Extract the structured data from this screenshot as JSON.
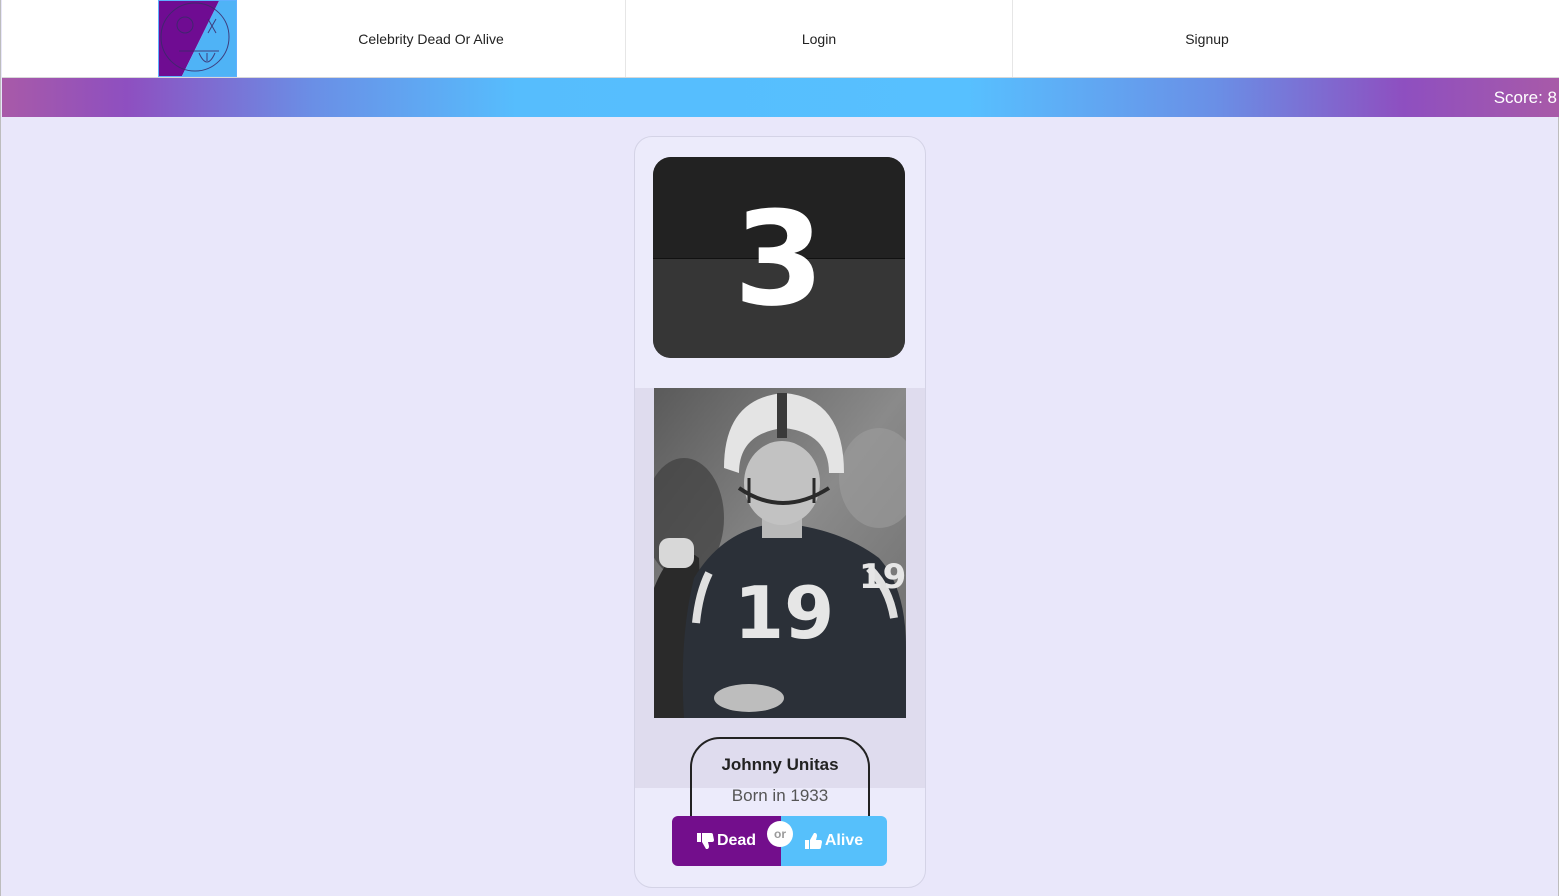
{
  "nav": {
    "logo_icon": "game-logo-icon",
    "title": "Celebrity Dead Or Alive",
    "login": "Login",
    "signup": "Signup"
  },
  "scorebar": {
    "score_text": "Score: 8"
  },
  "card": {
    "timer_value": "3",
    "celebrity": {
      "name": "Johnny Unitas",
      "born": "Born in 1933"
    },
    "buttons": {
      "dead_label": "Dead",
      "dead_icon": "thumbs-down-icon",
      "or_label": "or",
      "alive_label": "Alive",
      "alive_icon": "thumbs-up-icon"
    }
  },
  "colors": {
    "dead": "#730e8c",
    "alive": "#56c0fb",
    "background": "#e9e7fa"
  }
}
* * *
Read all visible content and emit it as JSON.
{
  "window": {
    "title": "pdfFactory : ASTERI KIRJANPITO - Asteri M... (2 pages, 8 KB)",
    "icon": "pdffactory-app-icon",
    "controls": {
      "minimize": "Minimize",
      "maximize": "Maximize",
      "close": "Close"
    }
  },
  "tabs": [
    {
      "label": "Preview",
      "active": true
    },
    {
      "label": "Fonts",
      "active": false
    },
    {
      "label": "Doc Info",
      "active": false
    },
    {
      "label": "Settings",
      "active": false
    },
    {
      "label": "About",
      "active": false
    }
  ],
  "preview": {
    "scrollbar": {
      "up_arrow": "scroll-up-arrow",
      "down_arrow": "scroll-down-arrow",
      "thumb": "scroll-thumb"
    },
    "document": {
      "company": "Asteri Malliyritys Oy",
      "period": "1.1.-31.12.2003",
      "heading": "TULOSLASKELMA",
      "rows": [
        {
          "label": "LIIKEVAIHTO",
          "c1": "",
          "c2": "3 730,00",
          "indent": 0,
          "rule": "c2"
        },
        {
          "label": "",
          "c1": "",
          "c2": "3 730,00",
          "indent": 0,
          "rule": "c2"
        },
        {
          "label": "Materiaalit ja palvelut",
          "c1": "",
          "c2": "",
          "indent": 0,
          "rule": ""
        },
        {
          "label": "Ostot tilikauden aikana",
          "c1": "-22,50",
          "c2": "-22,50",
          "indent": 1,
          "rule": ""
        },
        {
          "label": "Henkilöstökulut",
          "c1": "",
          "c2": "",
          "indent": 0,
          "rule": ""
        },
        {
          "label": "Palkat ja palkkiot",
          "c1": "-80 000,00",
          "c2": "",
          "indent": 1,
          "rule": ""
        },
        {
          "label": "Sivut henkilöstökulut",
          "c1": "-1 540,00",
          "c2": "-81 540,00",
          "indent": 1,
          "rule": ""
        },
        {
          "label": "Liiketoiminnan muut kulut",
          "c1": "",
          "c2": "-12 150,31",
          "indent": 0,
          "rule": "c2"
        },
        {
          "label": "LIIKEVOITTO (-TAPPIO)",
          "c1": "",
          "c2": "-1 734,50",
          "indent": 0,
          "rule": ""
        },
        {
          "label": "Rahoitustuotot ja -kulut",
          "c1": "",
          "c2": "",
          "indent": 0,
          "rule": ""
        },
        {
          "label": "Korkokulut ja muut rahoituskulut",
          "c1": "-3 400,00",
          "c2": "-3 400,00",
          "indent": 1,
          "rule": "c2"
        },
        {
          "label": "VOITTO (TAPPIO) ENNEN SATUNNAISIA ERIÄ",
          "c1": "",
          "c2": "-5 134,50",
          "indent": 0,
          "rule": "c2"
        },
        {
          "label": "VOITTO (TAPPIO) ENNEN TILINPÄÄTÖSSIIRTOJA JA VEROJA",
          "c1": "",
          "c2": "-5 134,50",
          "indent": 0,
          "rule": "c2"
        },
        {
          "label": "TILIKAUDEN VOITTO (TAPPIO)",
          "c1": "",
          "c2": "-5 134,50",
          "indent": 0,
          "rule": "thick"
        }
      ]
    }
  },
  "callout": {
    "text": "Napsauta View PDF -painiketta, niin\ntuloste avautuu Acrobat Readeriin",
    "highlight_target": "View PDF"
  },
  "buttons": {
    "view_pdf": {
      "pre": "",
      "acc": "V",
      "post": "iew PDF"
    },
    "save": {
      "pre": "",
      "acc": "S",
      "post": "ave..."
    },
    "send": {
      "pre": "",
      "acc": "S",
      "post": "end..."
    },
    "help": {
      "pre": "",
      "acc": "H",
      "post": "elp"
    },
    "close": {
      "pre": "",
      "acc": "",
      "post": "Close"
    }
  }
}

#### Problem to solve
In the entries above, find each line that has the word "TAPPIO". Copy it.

#### Answer section
          "label": "LIIKEVOITTO (-TAPPIO)",
          "label": "VOITTO (TAPPIO) ENNEN SATUNNAISIA ERIÄ",
          "label": "VOITTO (TAPPIO) ENNEN TILINPÄÄTÖSSIIRTOJA JA VEROJA",
          "label": "TILIKAUDEN VOITTO (TAPPIO)",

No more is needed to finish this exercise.